### Aim of the exercise
Your answer is to be the count alone: the number of lines in the data below where "thôi" appears.

### Data to use

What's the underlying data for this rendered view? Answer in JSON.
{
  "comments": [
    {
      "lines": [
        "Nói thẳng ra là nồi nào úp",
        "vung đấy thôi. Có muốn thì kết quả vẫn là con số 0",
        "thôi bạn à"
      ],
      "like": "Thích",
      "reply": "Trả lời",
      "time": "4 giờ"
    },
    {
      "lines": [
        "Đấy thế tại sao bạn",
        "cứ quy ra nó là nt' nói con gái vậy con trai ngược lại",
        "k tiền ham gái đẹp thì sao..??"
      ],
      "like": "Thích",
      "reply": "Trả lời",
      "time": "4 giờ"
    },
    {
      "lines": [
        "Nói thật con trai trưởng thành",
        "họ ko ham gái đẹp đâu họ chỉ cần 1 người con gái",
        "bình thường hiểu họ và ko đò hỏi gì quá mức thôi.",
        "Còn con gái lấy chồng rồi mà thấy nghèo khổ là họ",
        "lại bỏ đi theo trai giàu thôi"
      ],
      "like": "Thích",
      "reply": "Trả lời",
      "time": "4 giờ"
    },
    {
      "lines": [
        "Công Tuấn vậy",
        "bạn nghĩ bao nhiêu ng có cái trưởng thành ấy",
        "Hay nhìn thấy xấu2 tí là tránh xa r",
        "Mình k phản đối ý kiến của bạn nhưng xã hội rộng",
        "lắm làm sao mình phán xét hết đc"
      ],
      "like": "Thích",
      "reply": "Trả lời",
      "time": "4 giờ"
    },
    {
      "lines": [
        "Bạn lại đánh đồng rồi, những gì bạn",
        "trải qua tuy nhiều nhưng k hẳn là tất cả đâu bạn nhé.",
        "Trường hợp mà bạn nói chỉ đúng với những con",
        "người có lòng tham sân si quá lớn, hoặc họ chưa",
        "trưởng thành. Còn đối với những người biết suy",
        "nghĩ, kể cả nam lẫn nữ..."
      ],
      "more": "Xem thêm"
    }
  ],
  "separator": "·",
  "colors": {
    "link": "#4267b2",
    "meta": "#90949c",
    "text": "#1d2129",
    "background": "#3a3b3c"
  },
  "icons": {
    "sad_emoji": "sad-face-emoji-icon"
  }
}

### Solution to the exercise
4